What you have to do:
Each entry is to be given again exactly; drop the images.

____

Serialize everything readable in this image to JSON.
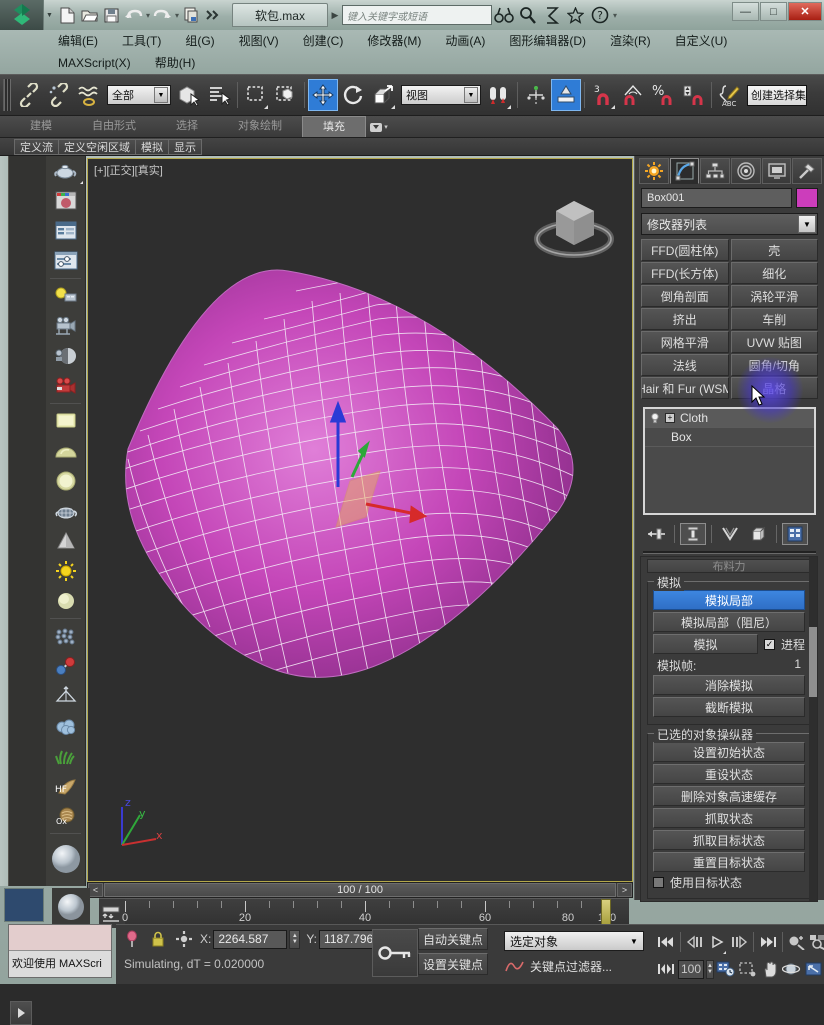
{
  "window": {
    "file_tab": "软包.max",
    "search_placeholder": "键入关键字或短语",
    "minimize": "—",
    "maximize": "□",
    "close": "✕"
  },
  "quick_access": {
    "items": [
      {
        "name": "new-file-icon",
        "label": "新建"
      },
      {
        "name": "open-file-icon",
        "label": "打开"
      },
      {
        "name": "save-file-icon",
        "label": "保存"
      },
      {
        "name": "undo-icon",
        "label": "撤消"
      },
      {
        "name": "redo-icon",
        "label": "重做"
      },
      {
        "name": "project-folder-icon",
        "label": "项目文件夹"
      },
      {
        "name": "more-commands-icon",
        "label": "更多"
      }
    ],
    "right_icons": [
      {
        "name": "binoculars-icon",
        "label": "查找"
      },
      {
        "name": "magnifier-icon",
        "label": "缩放"
      },
      {
        "name": "workspace-icon",
        "label": "工作区"
      },
      {
        "name": "star-icon",
        "label": "收藏"
      },
      {
        "name": "help-icon",
        "label": "帮助"
      }
    ]
  },
  "menu": {
    "row1": [
      "编辑(E)",
      "工具(T)",
      "组(G)",
      "视图(V)",
      "创建(C)",
      "修改器(M)",
      "动画(A)",
      "图形编辑器(D)",
      "渲染(R)",
      "自定义(U)"
    ],
    "row2": [
      "MAXScript(X)",
      "帮助(H)"
    ]
  },
  "main_toolbar": {
    "selection_filter": "全部",
    "reference_coord": "视图",
    "snap_count": "3",
    "selection_set_value": "创建选择集",
    "icons": [
      {
        "name": "select-link-icon"
      },
      {
        "name": "unlink-icon"
      },
      {
        "name": "bind-space-warp-icon"
      },
      {
        "name": "select-object-icon"
      },
      {
        "name": "select-by-name-icon"
      },
      {
        "name": "rect-selection-region-icon"
      },
      {
        "name": "window-crossing-icon"
      },
      {
        "name": "select-and-move-icon"
      },
      {
        "name": "select-and-rotate-icon"
      },
      {
        "name": "select-and-scale-icon"
      },
      {
        "name": "use-pivot-point-center-icon"
      },
      {
        "name": "mirror-icon"
      },
      {
        "name": "align-icon"
      },
      {
        "name": "snaps-toggle-icon"
      },
      {
        "name": "angle-snap-icon"
      },
      {
        "name": "percent-snap-icon"
      },
      {
        "name": "spinner-snap-icon"
      },
      {
        "name": "named-selection-sets-icon"
      }
    ]
  },
  "ribbon": {
    "tabs": [
      "建模",
      "自由形式",
      "选择",
      "对象绘制",
      "填充"
    ],
    "active_tab": "填充",
    "subtabs": [
      "定义流",
      "定义空闲区域",
      "模拟",
      "显示"
    ]
  },
  "left_toolbar": {
    "items": [
      {
        "name": "teapot-icon"
      },
      {
        "name": "material-preview-icon"
      },
      {
        "name": "list-window-icon"
      },
      {
        "name": "slider-window-icon"
      },
      {
        "name": "light-icon"
      },
      {
        "name": "camera-icon"
      },
      {
        "name": "shaded-sphere-icon"
      },
      {
        "name": "render-camera-icon"
      },
      {
        "name": "plane-primitive-icon"
      },
      {
        "name": "dome-primitive-icon"
      },
      {
        "name": "sphere-primitive-icon"
      },
      {
        "name": "mesh-teapot-icon"
      },
      {
        "name": "cone-primitive-icon"
      },
      {
        "name": "sun-light-icon"
      },
      {
        "name": "sphere-gizmo-icon"
      },
      {
        "name": "particle-array-icon"
      },
      {
        "name": "molecule-icon"
      },
      {
        "name": "space-warp-icon"
      },
      {
        "name": "cloud-icon"
      },
      {
        "name": "grass-icon"
      },
      {
        "name": "hair-fur-icon"
      },
      {
        "name": "ox-hair-icon"
      },
      {
        "name": "material-ball-icon"
      }
    ]
  },
  "viewport": {
    "label": "[+][正交][真实]",
    "frame_display": "100 / 100",
    "scroll_prev": "<",
    "scroll_next": ">",
    "axis_labels": {
      "x": "x",
      "y": "y",
      "z": "z"
    },
    "object_color": "#c94fc1"
  },
  "command_panel": {
    "tabs": [
      {
        "name": "create-tab",
        "label": "创建"
      },
      {
        "name": "modify-tab",
        "label": "修改"
      },
      {
        "name": "hierarchy-tab",
        "label": "层次"
      },
      {
        "name": "motion-tab",
        "label": "运动"
      },
      {
        "name": "display-tab",
        "label": "显示"
      },
      {
        "name": "utilities-tab",
        "label": "工具"
      }
    ],
    "active_tab": "修改",
    "object_name": "Box001",
    "object_color": "#cc3dbb",
    "modifier_list_label": "修改器列表",
    "modifier_buttons": [
      "FFD(圆柱体)",
      "壳",
      "FFD(长方体)",
      "细化",
      "倒角剖面",
      "涡轮平滑",
      "挤出",
      "车削",
      "网格平滑",
      "UVW 贴图",
      "法线",
      "圆角/切角",
      "Hair 和 Fur (WSM",
      "晶格"
    ],
    "stack": [
      {
        "label": "Cloth",
        "selected": true,
        "has_plus": true
      },
      {
        "label": "Box",
        "selected": false,
        "has_plus": false
      }
    ],
    "stack_tools": [
      {
        "name": "pin-stack-icon"
      },
      {
        "name": "show-end-result-icon"
      },
      {
        "name": "make-unique-icon"
      },
      {
        "name": "remove-modifier-icon"
      },
      {
        "name": "configure-modifier-sets-icon"
      }
    ]
  },
  "rollouts": {
    "partial_top_label": "布料力",
    "simulation": {
      "group_label": "模拟",
      "buttons": {
        "simulate_local": "模拟局部",
        "simulate_local_damped": "模拟局部（阻尼）",
        "simulate": "模拟",
        "erase_simulation": "消除模拟",
        "truncate_simulation": "截断模拟"
      },
      "progress_label": "进程",
      "progress_checked": true,
      "sim_frame_label": "模拟帧:",
      "sim_frame_value": "1"
    },
    "object_manipulator": {
      "group_label": "已选的对象操纵器",
      "buttons": [
        "设置初始状态",
        "重设状态",
        "删除对象高速缓存",
        "抓取状态",
        "抓取目标状态",
        "重置目标状态"
      ],
      "use_target_state_label": "使用目标状态",
      "use_target_state_checked": false
    }
  },
  "timeline": {
    "ticks": [
      0,
      20,
      40,
      60,
      80,
      100
    ],
    "current": 100,
    "range_max": 100
  },
  "status": {
    "welcome_message": "欢迎使用 MAXScri",
    "sim_message": "Simulating, dT = 0.020000",
    "x_label": "X:",
    "x_value": "2264.587",
    "y_label": "Y:",
    "y_value": "1187.796",
    "lock_icon": "lock-icon",
    "pin_icon": "pin-icon",
    "abs_rel_icon": "absolute-relative-icon"
  },
  "animation_controls": {
    "auto_key": "自动关键点",
    "set_key": "设置关键点",
    "key_mode": "选定对象",
    "key_filters": "关键点过滤器...",
    "current_frame": "100",
    "transport": [
      {
        "name": "goto-start-icon"
      },
      {
        "name": "previous-frame-icon"
      },
      {
        "name": "play-animation-icon"
      },
      {
        "name": "next-frame-icon"
      },
      {
        "name": "goto-end-icon"
      },
      {
        "name": "key-mode-toggle-icon"
      }
    ],
    "viewport_nav": [
      {
        "name": "zoom-icon"
      },
      {
        "name": "zoom-all-icon"
      },
      {
        "name": "zoom-extents-icon"
      },
      {
        "name": "zoom-extents-all-icon"
      },
      {
        "name": "field-of-view-icon"
      },
      {
        "name": "region-zoom-icon"
      },
      {
        "name": "pan-view-icon"
      },
      {
        "name": "orbit-icon"
      },
      {
        "name": "maximize-viewport-icon"
      }
    ]
  }
}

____

Output of the task:
Serialize everything readable in this image to JSON.
{
  "window": {
    "file_tab": "软包.max",
    "search_placeholder": "键入关键字或短语",
    "minimize": "—",
    "maximize": "□",
    "close": "✕"
  },
  "quick_access": {
    "items": [
      {
        "name": "new-file-icon",
        "label": "新建"
      },
      {
        "name": "open-file-icon",
        "label": "打开"
      },
      {
        "name": "save-file-icon",
        "label": "保存"
      },
      {
        "name": "undo-icon",
        "label": "撤消"
      },
      {
        "name": "redo-icon",
        "label": "重做"
      },
      {
        "name": "project-folder-icon",
        "label": "项目文件夹"
      },
      {
        "name": "more-commands-icon",
        "label": "更多"
      }
    ],
    "right_icons": [
      {
        "name": "binoculars-icon",
        "label": "查找"
      },
      {
        "name": "magnifier-icon",
        "label": "缩放"
      },
      {
        "name": "workspace-icon",
        "label": "工作区"
      },
      {
        "name": "star-icon",
        "label": "收藏"
      },
      {
        "name": "help-icon",
        "label": "帮助"
      }
    ]
  },
  "menu": {
    "row1": [
      "编辑(E)",
      "工具(T)",
      "组(G)",
      "视图(V)",
      "创建(C)",
      "修改器(M)",
      "动画(A)",
      "图形编辑器(D)",
      "渲染(R)",
      "自定义(U)"
    ],
    "row2": [
      "MAXScript(X)",
      "帮助(H)"
    ]
  },
  "main_toolbar": {
    "selection_filter": "全部",
    "reference_coord": "视图",
    "snap_count": "3",
    "selection_set_value": "创建选择集",
    "icons": [
      {
        "name": "select-link-icon"
      },
      {
        "name": "unlink-icon"
      },
      {
        "name": "bind-space-warp-icon"
      },
      {
        "name": "select-object-icon"
      },
      {
        "name": "select-by-name-icon"
      },
      {
        "name": "rect-selection-region-icon"
      },
      {
        "name": "window-crossing-icon"
      },
      {
        "name": "select-and-move-icon"
      },
      {
        "name": "select-and-rotate-icon"
      },
      {
        "name": "select-and-scale-icon"
      },
      {
        "name": "use-pivot-point-center-icon"
      },
      {
        "name": "mirror-icon"
      },
      {
        "name": "align-icon"
      },
      {
        "name": "snaps-toggle-icon"
      },
      {
        "name": "angle-snap-icon"
      },
      {
        "name": "percent-snap-icon"
      },
      {
        "name": "spinner-snap-icon"
      },
      {
        "name": "named-selection-sets-icon"
      }
    ]
  },
  "ribbon": {
    "tabs": [
      "建模",
      "自由形式",
      "选择",
      "对象绘制",
      "填充"
    ],
    "active_tab": "填充",
    "subtabs": [
      "定义流",
      "定义空闲区域",
      "模拟",
      "显示"
    ]
  },
  "left_toolbar": {
    "items": [
      {
        "name": "teapot-icon"
      },
      {
        "name": "material-preview-icon"
      },
      {
        "name": "list-window-icon"
      },
      {
        "name": "slider-window-icon"
      },
      {
        "name": "light-icon"
      },
      {
        "name": "camera-icon"
      },
      {
        "name": "shaded-sphere-icon"
      },
      {
        "name": "render-camera-icon"
      },
      {
        "name": "plane-primitive-icon"
      },
      {
        "name": "dome-primitive-icon"
      },
      {
        "name": "sphere-primitive-icon"
      },
      {
        "name": "mesh-teapot-icon"
      },
      {
        "name": "cone-primitive-icon"
      },
      {
        "name": "sun-light-icon"
      },
      {
        "name": "sphere-gizmo-icon"
      },
      {
        "name": "particle-array-icon"
      },
      {
        "name": "molecule-icon"
      },
      {
        "name": "space-warp-icon"
      },
      {
        "name": "cloud-icon"
      },
      {
        "name": "grass-icon"
      },
      {
        "name": "hair-fur-icon"
      },
      {
        "name": "ox-hair-icon"
      },
      {
        "name": "material-ball-icon"
      }
    ]
  },
  "viewport": {
    "label": "[+][正交][真实]",
    "frame_display": "100 / 100",
    "scroll_prev": "<",
    "scroll_next": ">",
    "axis_labels": {
      "x": "x",
      "y": "y",
      "z": "z"
    },
    "object_color": "#c94fc1"
  },
  "command_panel": {
    "tabs": [
      {
        "name": "create-tab",
        "label": "创建"
      },
      {
        "name": "modify-tab",
        "label": "修改"
      },
      {
        "name": "hierarchy-tab",
        "label": "层次"
      },
      {
        "name": "motion-tab",
        "label": "运动"
      },
      {
        "name": "display-tab",
        "label": "显示"
      },
      {
        "name": "utilities-tab",
        "label": "工具"
      }
    ],
    "active_tab": "修改",
    "object_name": "Box001",
    "object_color": "#cc3dbb",
    "modifier_list_label": "修改器列表",
    "modifier_buttons": [
      "FFD(圆柱体)",
      "壳",
      "FFD(长方体)",
      "细化",
      "倒角剖面",
      "涡轮平滑",
      "挤出",
      "车削",
      "网格平滑",
      "UVW 贴图",
      "法线",
      "圆角/切角",
      "Hair 和 Fur (WSM",
      "晶格"
    ],
    "stack": [
      {
        "label": "Cloth",
        "selected": true,
        "has_plus": true
      },
      {
        "label": "Box",
        "selected": false,
        "has_plus": false
      }
    ],
    "stack_tools": [
      {
        "name": "pin-stack-icon"
      },
      {
        "name": "show-end-result-icon"
      },
      {
        "name": "make-unique-icon"
      },
      {
        "name": "remove-modifier-icon"
      },
      {
        "name": "configure-modifier-sets-icon"
      }
    ]
  },
  "rollouts": {
    "partial_top_label": "布料力",
    "simulation": {
      "group_label": "模拟",
      "buttons": {
        "simulate_local": "模拟局部",
        "simulate_local_damped": "模拟局部（阻尼）",
        "simulate": "模拟",
        "erase_simulation": "消除模拟",
        "truncate_simulation": "截断模拟"
      },
      "progress_label": "进程",
      "progress_checked": true,
      "sim_frame_label": "模拟帧:",
      "sim_frame_value": "1"
    },
    "object_manipulator": {
      "group_label": "已选的对象操纵器",
      "buttons": [
        "设置初始状态",
        "重设状态",
        "删除对象高速缓存",
        "抓取状态",
        "抓取目标状态",
        "重置目标状态"
      ],
      "use_target_state_label": "使用目标状态",
      "use_target_state_checked": false
    }
  },
  "timeline": {
    "ticks": [
      0,
      20,
      40,
      60,
      80,
      100
    ],
    "current": 100,
    "range_max": 100
  },
  "status": {
    "welcome_message": "欢迎使用 MAXScri",
    "sim_message": "Simulating, dT = 0.020000",
    "x_label": "X:",
    "x_value": "2264.587",
    "y_label": "Y:",
    "y_value": "1187.796",
    "lock_icon": "lock-icon",
    "pin_icon": "pin-icon",
    "abs_rel_icon": "absolute-relative-icon"
  },
  "animation_controls": {
    "auto_key": "自动关键点",
    "set_key": "设置关键点",
    "key_mode": "选定对象",
    "key_filters": "关键点过滤器...",
    "current_frame": "100",
    "transport": [
      {
        "name": "goto-start-icon"
      },
      {
        "name": "previous-frame-icon"
      },
      {
        "name": "play-animation-icon"
      },
      {
        "name": "next-frame-icon"
      },
      {
        "name": "goto-end-icon"
      },
      {
        "name": "key-mode-toggle-icon"
      }
    ],
    "viewport_nav": [
      {
        "name": "zoom-icon"
      },
      {
        "name": "zoom-all-icon"
      },
      {
        "name": "zoom-extents-icon"
      },
      {
        "name": "zoom-extents-all-icon"
      },
      {
        "name": "field-of-view-icon"
      },
      {
        "name": "region-zoom-icon"
      },
      {
        "name": "pan-view-icon"
      },
      {
        "name": "orbit-icon"
      },
      {
        "name": "maximize-viewport-icon"
      }
    ]
  }
}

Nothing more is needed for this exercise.